**Problem**
In the lines below, look for "shortcut". Copy each line where it appears.

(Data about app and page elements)
================
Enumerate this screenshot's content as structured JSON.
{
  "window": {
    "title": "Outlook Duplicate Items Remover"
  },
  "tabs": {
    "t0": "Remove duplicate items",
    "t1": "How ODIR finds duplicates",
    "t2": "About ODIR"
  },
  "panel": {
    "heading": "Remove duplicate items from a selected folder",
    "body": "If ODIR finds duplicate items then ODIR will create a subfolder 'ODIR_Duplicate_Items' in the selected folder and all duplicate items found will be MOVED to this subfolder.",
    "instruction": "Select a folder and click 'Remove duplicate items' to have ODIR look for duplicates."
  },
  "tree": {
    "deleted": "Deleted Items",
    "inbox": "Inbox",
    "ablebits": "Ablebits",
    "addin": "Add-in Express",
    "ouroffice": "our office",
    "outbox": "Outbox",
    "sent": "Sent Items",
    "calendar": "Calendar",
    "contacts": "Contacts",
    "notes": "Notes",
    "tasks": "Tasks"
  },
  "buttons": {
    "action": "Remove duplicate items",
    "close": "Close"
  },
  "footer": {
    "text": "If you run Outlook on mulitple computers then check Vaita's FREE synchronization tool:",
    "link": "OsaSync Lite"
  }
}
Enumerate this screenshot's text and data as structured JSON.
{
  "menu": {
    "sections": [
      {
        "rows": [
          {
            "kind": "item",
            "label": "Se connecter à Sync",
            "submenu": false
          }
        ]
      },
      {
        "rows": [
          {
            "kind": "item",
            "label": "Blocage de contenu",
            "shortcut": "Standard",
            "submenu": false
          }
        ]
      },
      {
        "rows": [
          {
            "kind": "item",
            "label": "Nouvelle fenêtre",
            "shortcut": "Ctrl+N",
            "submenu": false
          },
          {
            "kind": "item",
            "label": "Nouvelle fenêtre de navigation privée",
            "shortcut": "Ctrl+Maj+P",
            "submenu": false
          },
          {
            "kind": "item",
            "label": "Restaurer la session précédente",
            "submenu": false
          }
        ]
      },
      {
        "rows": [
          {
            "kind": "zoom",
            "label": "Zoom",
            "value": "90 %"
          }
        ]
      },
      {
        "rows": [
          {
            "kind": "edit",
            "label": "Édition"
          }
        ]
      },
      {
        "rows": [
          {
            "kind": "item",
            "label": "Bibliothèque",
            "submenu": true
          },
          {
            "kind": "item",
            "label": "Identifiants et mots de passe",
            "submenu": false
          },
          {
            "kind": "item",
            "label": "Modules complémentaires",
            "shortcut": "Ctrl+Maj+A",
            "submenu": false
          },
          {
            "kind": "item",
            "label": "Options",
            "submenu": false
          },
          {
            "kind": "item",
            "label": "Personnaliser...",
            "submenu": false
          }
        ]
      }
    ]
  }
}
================
**Task result**
            "shortcut": "Standard",
            "shortcut": "Ctrl+N",
            "shortcut": "Ctrl+Maj+P",
            "shortcut": "Ctrl+Maj+A",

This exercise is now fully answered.